Available data:
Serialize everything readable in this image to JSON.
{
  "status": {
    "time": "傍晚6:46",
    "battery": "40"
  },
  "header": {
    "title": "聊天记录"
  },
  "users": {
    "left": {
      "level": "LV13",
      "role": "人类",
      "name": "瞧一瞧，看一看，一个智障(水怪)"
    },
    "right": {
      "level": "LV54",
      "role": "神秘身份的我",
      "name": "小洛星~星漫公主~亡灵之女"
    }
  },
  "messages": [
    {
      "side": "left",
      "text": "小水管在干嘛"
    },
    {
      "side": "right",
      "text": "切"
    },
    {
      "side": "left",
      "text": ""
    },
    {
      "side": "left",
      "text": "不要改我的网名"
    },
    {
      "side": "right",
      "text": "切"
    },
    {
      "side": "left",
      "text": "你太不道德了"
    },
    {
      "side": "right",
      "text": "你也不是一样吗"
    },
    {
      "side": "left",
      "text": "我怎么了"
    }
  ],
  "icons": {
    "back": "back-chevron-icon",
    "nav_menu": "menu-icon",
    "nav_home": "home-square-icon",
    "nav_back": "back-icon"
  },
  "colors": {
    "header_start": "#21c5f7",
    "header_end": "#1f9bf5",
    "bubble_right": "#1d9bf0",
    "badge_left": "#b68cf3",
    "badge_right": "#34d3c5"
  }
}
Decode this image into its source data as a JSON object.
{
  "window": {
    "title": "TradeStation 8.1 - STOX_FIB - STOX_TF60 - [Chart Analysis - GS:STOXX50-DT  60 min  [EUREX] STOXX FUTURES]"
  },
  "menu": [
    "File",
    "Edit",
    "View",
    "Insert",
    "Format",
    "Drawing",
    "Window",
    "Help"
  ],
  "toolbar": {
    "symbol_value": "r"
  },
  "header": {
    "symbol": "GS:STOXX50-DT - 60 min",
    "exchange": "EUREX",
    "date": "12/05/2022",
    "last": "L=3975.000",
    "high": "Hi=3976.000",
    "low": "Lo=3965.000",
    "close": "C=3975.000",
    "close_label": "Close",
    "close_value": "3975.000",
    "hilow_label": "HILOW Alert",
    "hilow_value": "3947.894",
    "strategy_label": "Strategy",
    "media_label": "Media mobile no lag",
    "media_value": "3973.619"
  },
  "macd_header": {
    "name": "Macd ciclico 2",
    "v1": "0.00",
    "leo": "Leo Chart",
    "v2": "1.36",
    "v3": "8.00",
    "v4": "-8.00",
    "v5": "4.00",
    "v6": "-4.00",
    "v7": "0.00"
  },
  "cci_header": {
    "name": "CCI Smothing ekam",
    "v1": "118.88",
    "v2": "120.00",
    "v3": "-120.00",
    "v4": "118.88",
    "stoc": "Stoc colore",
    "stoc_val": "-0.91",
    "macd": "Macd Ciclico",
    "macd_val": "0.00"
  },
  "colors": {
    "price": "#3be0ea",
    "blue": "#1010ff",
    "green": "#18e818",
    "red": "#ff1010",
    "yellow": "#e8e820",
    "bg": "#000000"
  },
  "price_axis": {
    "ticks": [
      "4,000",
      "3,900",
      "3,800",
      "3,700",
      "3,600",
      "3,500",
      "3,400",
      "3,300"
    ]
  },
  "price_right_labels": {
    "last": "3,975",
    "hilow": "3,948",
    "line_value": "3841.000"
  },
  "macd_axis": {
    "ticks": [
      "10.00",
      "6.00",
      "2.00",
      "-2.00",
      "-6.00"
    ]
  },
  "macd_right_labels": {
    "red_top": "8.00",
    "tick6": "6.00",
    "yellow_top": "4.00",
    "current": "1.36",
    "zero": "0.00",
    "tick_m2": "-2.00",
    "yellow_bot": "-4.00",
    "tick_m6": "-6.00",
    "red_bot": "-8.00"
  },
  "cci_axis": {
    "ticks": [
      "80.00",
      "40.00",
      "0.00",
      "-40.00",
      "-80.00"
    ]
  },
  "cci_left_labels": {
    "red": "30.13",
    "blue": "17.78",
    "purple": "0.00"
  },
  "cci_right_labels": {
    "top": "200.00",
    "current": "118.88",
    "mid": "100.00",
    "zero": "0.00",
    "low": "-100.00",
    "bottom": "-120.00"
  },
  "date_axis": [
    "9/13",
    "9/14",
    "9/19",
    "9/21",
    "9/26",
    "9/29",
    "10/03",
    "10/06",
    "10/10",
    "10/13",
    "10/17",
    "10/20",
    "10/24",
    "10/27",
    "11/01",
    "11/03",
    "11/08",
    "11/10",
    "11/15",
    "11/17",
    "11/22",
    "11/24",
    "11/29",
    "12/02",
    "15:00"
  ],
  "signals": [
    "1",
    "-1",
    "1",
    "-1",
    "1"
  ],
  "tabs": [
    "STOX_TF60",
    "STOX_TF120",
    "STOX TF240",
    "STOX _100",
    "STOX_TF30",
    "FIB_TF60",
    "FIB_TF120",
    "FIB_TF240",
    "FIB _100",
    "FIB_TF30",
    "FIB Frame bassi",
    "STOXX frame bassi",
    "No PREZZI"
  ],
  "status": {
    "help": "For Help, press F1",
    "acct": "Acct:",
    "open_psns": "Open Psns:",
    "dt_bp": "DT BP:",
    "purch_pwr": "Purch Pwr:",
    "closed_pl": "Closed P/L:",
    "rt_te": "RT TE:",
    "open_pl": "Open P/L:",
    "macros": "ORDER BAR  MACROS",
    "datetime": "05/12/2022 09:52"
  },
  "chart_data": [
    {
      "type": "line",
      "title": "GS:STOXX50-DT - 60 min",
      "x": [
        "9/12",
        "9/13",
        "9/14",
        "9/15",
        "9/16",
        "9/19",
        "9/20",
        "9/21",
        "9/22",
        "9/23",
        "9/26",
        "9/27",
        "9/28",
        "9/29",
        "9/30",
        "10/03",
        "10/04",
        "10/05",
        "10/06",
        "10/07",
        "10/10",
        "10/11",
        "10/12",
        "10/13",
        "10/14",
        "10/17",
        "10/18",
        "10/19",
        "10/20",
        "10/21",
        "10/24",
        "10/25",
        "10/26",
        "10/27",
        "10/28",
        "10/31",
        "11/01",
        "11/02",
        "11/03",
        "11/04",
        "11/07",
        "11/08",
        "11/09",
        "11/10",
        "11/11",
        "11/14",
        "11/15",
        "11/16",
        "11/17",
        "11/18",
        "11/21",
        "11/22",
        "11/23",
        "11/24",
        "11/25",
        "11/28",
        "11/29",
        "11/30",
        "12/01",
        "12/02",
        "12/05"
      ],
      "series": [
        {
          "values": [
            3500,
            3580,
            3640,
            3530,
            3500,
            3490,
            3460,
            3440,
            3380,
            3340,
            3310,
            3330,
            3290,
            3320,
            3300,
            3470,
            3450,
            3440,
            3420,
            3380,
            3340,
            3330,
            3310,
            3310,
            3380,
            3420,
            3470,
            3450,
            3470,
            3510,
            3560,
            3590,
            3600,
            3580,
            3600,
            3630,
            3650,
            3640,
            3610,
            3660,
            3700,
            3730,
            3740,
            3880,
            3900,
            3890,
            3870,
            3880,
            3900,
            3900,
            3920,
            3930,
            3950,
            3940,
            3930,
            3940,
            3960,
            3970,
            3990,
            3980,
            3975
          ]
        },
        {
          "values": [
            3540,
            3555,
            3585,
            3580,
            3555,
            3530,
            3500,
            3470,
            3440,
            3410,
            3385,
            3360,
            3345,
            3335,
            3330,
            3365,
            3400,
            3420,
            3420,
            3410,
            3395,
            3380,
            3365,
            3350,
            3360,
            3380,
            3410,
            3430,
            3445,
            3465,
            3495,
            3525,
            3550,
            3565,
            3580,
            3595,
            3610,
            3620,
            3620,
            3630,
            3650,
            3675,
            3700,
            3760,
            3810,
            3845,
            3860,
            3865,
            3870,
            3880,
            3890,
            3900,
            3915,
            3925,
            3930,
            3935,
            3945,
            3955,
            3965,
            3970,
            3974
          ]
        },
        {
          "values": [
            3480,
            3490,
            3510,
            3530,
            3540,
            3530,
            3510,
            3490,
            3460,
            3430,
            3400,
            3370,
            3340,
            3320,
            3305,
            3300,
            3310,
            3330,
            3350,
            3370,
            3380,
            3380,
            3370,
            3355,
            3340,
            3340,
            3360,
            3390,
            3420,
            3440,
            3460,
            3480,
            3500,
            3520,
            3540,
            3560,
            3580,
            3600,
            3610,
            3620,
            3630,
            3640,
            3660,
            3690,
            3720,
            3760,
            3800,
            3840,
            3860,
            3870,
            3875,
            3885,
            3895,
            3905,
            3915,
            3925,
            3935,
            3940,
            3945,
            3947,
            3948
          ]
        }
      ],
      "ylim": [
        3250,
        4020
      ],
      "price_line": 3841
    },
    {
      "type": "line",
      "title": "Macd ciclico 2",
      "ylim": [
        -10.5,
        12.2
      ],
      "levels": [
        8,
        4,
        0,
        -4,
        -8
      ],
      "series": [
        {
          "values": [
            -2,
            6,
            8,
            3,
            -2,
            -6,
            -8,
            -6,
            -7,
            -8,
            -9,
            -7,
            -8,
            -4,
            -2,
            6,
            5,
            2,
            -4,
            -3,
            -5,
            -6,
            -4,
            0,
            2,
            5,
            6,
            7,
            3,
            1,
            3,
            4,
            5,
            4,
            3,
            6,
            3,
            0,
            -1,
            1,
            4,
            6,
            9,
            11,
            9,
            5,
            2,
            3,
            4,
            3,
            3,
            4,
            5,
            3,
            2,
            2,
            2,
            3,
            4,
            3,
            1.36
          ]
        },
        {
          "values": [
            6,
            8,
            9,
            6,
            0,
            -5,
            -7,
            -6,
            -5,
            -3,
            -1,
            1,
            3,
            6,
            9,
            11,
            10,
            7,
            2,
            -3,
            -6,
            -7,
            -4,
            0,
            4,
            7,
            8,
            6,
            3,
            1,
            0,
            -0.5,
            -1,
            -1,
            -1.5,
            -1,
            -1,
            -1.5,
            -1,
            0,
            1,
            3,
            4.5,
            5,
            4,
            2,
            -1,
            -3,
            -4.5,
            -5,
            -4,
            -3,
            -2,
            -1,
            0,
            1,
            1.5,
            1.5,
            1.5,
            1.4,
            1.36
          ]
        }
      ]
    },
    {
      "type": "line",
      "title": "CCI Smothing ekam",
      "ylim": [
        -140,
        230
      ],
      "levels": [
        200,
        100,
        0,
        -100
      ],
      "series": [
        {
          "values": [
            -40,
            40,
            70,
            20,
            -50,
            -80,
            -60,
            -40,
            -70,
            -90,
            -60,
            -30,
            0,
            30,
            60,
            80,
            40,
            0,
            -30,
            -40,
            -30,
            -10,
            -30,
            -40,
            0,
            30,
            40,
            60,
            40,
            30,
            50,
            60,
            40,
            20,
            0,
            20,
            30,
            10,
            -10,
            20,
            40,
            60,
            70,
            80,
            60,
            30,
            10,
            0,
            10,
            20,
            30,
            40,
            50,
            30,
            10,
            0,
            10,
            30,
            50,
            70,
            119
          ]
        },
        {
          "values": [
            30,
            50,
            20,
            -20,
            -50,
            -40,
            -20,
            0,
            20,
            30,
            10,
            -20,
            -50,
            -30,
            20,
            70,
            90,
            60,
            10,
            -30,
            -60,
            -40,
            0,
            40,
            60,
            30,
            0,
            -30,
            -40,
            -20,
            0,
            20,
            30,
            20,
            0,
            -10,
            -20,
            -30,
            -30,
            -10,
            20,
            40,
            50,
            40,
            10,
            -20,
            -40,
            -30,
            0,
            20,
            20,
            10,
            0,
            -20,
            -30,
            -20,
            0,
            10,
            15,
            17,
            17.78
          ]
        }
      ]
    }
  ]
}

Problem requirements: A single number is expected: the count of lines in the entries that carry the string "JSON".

Written solution: 2